I recently came into the possession (via my thrift store-hopping brother) of a Fisher Price Adventure People helicopter with a mismatched fireman figure at the controls. Putting aside for a moment the nostalgic suckerpunch that comes from handling a forgotten childhood toy, I was amazed at how sturdy the orange and yellow monstrosity was constructed. It was clear from the nicks and paint scrapes that it had been well played with, but it still managed to survive the passing of three decades with all its components intact and, in the case of the trigger-operated prop blades, fully functional.
I shouldn’t have been too surprised, though. While Kenner’s Star Wars line was the gold standard for playground envy and overall coolness for kids of my generation, Fisher Price’s foray into the early action figure era was marked by a chunky durability that far surpassed the daintier offerings of its competitors. Rare was the Darth Vader who retained his head after a Christmas morning in the grubby mitts of a five year old (and rarer still was the Micronaut capable of surviving five minutes outside its blister card), but FP’s non-violent, big-chinned macho 1970s Adventure People could take a direct strike from a lawnmower and emerge none the worse for the wear.

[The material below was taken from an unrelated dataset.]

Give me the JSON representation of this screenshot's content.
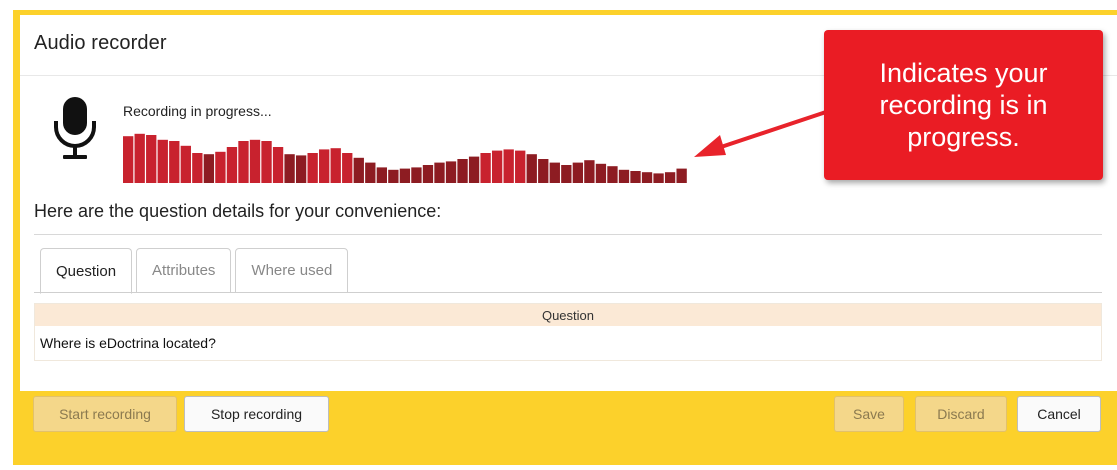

The first action figure I remember owning was the Adventure Person parachutist (who looked like Karl Malden in a crash helmet) on the far right of the above ad photo. He was eventually joined by a polyglot cast of a dozen 3 3/4″ heroes assembled from various toy lines. Together they would pile into the FP exploration boat that served as their spaceship and embark on adventures inspired by whatever cartoon, comic book, or Creature Double Feature offerings the Brothers Weiss had recently experienced.
One of our favorite scenarios (cribbed from Journey to the Seventh Planet and 12 to the Moon) involved a harrowing visit to a massive space station situated in either our bunkbeds or one of the living room bookcases. There the hapless heroes would meet up with grisly, Roger Cormanesque demises in order of their popularity. The mustard-clad Commodore Decker from Star Trek: The Motion Picture was always the first to fall before the gauntlet of acid baths, spinning blades, and man-eating blanket blobs.

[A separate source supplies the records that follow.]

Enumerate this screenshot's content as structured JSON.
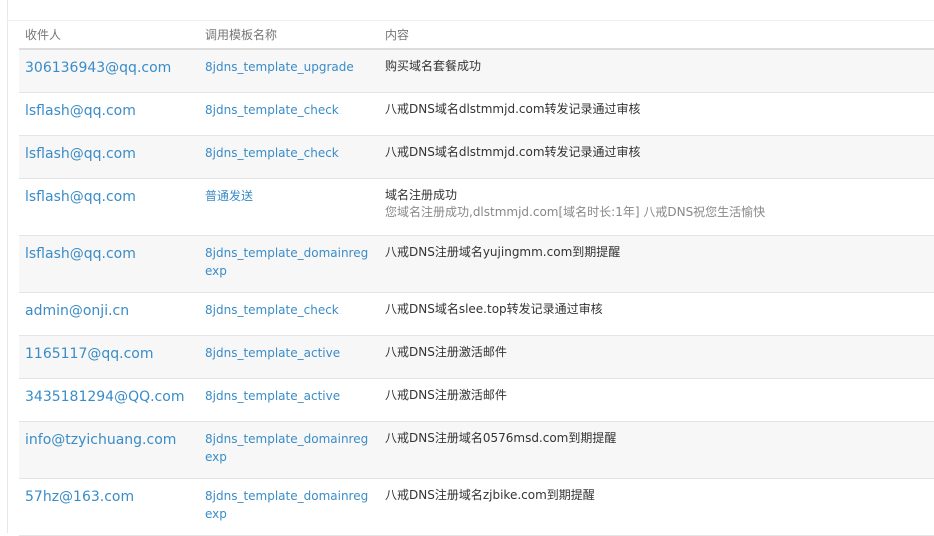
{
  "table": {
    "headers": {
      "recipient": "收件人",
      "template": "调用模板名称",
      "content": "内容"
    },
    "rows": [
      {
        "recipient": "306136943@qq.com",
        "template": "8jdns_template_upgrade",
        "content": "购买域名套餐成功",
        "content_sub": ""
      },
      {
        "recipient": "lsflash@qq.com",
        "template": "8jdns_template_check",
        "content": "八戒DNS域名dlstmmjd.com转发记录通过审核",
        "content_sub": ""
      },
      {
        "recipient": "lsflash@qq.com",
        "template": "8jdns_template_check",
        "content": "八戒DNS域名dlstmmjd.com转发记录通过审核",
        "content_sub": ""
      },
      {
        "recipient": "lsflash@qq.com",
        "template": "普通发送",
        "content": "域名注册成功",
        "content_sub": "您域名注册成功,dlstmmjd.com[域名时长:1年] 八戒DNS祝您生活愉快"
      },
      {
        "recipient": "lsflash@qq.com",
        "template": "8jdns_template_domainregexp",
        "content": "八戒DNS注册域名yujingmm.com到期提醒",
        "content_sub": ""
      },
      {
        "recipient": "admin@onji.cn",
        "template": "8jdns_template_check",
        "content": "八戒DNS域名slee.top转发记录通过审核",
        "content_sub": ""
      },
      {
        "recipient": "1165117@qq.com",
        "template": "8jdns_template_active",
        "content": "八戒DNS注册激活邮件",
        "content_sub": ""
      },
      {
        "recipient": "3435181294@QQ.com",
        "template": "8jdns_template_active",
        "content": "八戒DNS注册激活邮件",
        "content_sub": ""
      },
      {
        "recipient": "info@tzyichuang.com",
        "template": "8jdns_template_domainregexp",
        "content": "八戒DNS注册域名0576msd.com到期提醒",
        "content_sub": ""
      },
      {
        "recipient": "57hz@163.com",
        "template": "8jdns_template_domainregexp",
        "content": "八戒DNS注册域名zjbike.com到期提醒",
        "content_sub": ""
      }
    ]
  },
  "colors": {
    "link": "#3a8cc7",
    "text": "#333333",
    "muted": "#888888",
    "row_stripe": "#f7f7f7"
  }
}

Some dudes just can’t catch a break, either in Trek canon or the cruel imaginations of grade school boys.
Recommended listening: Fred Weinberg – A Child’s Life (from Electronic Toys Vol. 2, 2000)
You know what else played a huge part in the 1970s childhood experience? Moog music, which never sounded so unsettlingly sterile as when it was applied to the cause of jovial whimsy.